An Easter Resolution
This past Thursday—known as Holy Thursday in the Christian tradition—Pope Francis’s day started out as it normally would. He said the chrism mass at 9:30 a.m. in the Vatican Basilica, where his message urged priests to “go out” into the world and minister among the poor.
But then the Argentine pontiff did something decidedly unpopelike. Francis hopped in a black sedan, traveled to the outskirts of Rome, and visited the Casal del Marmo juvenile detention facility. And there, before saying the mass of the Lord’s supper, the new pope bent down before 12 prisoners—and washed their feet.
These were not just any feet; the young people at Casa del Marmo have walked some winding roads. Most prisoners are immigrants from North Africa or Roma who’ve lived a tough life. Ten boys were in the group, but two were girls, including a young Muslim woman.
When one young man rolled up his jeans, he revealed an extensive set of tattoos, including one that looked like a pair of gambling dice. The Pope washed it, nonetheless.
In a world filled with media stunts and made-for-Twitter PR moments, it’s easy to dismiss this event. But to do so would be to lose sight of how remarkable the pope’s Thursday visit was.
Pope Francis called for world peace in his Easter Sunday address.
The leader of 1.2 billion Catholics worldwide and head of state of the Vatican knelt down before 12 juvenile offenders locked up for their crimes. He held their unwashed toes and poured water on them from a silver chalice. He patted them dry with a simple towel and then kissed them, black and white, male and female (a fact that’s upsetting many Vatican traditionalists, who think women should be forbidden from receiving such service from a pope). Finally, Francis thanked the young people for allowing him to serve them, remarking, “I do it with my heart. I do this with my heart because it is my duty. As a priest and bishop, I must be at your service.”
I can’t think of a greater distinction in station and perspective than a 76-year old pontiff with 1.2 billion people behind him and a teenage Muslim girl locked up for petty crimes.
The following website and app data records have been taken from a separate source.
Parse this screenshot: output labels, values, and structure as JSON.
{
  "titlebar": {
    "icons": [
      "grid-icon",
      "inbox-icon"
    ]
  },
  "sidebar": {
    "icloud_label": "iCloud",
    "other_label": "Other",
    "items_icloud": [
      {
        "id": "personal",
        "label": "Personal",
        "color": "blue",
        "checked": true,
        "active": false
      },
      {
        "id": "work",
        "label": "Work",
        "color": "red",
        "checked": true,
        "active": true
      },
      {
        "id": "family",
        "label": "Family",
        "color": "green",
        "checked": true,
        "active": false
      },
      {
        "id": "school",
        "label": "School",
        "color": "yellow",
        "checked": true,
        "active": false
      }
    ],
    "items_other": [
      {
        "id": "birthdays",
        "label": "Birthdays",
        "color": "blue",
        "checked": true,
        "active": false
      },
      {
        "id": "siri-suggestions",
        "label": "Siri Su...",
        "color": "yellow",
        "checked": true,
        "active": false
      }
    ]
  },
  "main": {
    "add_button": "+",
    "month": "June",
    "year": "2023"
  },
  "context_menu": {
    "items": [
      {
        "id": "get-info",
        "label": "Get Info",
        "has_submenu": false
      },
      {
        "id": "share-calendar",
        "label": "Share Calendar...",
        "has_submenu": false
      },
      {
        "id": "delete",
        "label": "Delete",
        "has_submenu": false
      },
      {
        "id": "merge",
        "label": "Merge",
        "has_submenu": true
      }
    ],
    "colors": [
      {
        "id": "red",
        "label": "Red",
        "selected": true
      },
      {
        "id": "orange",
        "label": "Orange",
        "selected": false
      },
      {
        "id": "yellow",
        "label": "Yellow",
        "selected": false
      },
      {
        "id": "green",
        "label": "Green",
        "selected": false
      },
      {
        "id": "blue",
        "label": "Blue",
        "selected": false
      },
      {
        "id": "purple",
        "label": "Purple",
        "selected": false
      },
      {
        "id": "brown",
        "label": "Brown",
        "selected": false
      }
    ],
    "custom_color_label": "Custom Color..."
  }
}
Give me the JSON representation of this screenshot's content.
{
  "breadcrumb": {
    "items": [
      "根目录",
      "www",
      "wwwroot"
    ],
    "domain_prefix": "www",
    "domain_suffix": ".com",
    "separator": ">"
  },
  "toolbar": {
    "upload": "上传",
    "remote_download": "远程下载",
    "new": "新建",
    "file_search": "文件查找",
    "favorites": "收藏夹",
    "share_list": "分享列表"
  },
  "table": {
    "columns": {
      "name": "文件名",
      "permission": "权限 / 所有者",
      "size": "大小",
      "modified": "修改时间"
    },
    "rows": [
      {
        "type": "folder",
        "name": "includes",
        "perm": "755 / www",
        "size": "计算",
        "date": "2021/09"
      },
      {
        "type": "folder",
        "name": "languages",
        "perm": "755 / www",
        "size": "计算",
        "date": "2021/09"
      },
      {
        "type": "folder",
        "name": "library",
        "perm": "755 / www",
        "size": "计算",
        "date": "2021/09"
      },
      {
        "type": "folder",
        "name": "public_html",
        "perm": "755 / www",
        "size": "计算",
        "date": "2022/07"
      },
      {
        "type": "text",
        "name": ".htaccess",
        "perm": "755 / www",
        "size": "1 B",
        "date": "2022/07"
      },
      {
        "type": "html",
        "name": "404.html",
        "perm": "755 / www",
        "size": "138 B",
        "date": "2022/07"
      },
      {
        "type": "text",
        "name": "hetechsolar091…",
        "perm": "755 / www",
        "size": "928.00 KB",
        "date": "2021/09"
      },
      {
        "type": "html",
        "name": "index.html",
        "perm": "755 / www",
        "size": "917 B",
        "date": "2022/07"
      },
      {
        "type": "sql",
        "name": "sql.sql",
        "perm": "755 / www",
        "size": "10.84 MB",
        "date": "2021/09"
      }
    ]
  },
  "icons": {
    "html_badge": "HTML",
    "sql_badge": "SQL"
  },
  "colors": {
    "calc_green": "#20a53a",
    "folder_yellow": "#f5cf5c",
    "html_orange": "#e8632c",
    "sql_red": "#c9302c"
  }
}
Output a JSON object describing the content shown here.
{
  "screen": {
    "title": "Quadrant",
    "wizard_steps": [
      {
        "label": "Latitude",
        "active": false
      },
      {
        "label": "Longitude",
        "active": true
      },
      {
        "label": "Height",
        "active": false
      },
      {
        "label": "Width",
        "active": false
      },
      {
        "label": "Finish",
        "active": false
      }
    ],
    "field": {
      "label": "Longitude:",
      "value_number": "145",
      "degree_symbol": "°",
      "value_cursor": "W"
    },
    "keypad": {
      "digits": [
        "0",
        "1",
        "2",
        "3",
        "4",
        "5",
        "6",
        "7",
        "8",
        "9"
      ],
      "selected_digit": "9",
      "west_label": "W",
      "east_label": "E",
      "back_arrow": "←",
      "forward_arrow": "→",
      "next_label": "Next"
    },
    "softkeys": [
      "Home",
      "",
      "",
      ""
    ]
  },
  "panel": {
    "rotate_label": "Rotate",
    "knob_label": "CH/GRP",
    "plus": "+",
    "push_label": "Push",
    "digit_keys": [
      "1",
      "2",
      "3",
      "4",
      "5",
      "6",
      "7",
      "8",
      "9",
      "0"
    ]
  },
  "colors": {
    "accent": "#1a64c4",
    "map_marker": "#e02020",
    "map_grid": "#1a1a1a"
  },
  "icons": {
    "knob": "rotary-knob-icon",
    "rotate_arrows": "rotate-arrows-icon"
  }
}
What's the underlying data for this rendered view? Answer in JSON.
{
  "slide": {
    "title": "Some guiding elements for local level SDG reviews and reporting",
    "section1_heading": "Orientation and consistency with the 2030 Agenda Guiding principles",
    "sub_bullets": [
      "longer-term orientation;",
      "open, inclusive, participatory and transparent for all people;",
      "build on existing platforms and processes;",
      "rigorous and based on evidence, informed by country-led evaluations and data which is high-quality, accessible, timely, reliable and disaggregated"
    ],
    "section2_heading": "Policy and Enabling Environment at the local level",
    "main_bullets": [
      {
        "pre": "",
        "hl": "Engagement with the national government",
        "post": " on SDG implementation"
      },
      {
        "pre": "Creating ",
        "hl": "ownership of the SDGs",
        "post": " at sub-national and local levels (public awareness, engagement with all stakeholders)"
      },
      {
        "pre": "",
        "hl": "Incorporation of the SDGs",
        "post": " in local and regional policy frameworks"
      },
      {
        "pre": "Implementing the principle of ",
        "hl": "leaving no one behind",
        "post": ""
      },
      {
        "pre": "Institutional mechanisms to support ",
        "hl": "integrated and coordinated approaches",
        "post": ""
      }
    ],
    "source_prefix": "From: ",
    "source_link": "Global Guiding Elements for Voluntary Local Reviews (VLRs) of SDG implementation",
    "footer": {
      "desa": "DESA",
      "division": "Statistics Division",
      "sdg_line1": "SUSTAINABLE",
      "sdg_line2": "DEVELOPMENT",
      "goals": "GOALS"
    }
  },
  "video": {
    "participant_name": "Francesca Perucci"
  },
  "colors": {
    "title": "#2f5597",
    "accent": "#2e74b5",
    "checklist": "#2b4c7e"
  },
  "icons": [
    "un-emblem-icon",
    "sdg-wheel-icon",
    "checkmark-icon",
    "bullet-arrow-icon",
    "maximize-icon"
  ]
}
Still, he washed her feet. Call me crazy, but if Francis can do this, I have to imagine that we Americans are capable of some radical acts as well.
Evangelical? This is going to seem nuts—but perhaps, with Francis in mind, you take a gay neighbor or co-worker out for coffee. Not in some grand gesture or anthropological experiment, just … a cup of coffee. Maybe ask a few questions about their life, their dreams, their family. You don’t have to put aside your beliefs, and your religious liberty is not at stake over a cup of joe. And isn’t buying coffee for a gay guy easier than washing a prisoner’s feet?
Gay? Perhaps, in the spirit of Francis, you reach out to the evangelical Christian you work with or battle with online. The one whose perspective on marriage just inflames you, whose theology seems absurd. Maybe buy him lunch the next time you’re in the same city; keep it off the record. After lunch, you can believe all the same things you believed when you walked in. Call me crazy, but if a pope can kiss the tattoos on a prisoner’s toes, can’t an LGBT man or woman buy a sandwich for a conservative Christian?
Democrat? Drop by the office of the guy with the Romney bumper sticker, the one who prompts eye rolls every time you see him. See if he wants to grab a bite to eat one of these days and put it on the calendar. What’s the worst that can happen? Surely it’s safer than leaving the security of the Vatican and spending hours in a prison.
Republican? Find that lady on Twitter, the liberal blogger that drives you mad. The next time you’re in the same city, buy her lunch. Turn off the smartphone and don’t tweet a word of it. Just ... talk. And listen. Isn’t that easier than the head of 1.2 billion Catholics washing a Muslim’s feet?
These humble moments aren’t likely to bring sudden change on the critical issues of the day; the clouds will not break open, a choir of angels won’t start singing “Kumbaya,” and Twitter will still trend with disputes, every single day. In the same way, Pope Francis’s foot washing is unlikely to bridge immediate divides or portend major changes in the Catholic Church. I don’t know if women will be able to become priests, or priests will be able to marry, or rules on contraception and divorce will loosen up. Based on the signs, on these issues, I wouldn’t hold my breath.
But if Francis can do something else—if he can help create a culture of “foot washers,” folks who aren’t afraid to spend a few humble moments serving those who don’t look, act, or think like themselves—he will leave a legacy perhaps greater than any institutional change. He’ll help us remember who we are, our common dignity, and perhaps knit us a little more closely together. Because Francis, modeling himself on Jesus, is trying to show us that it’s not always the grand gestures that have the biggest impact, the great displays of piety and purity and grace. On this Easter weekend, sometimes you just have to find the person who is least like you—and wash their feet.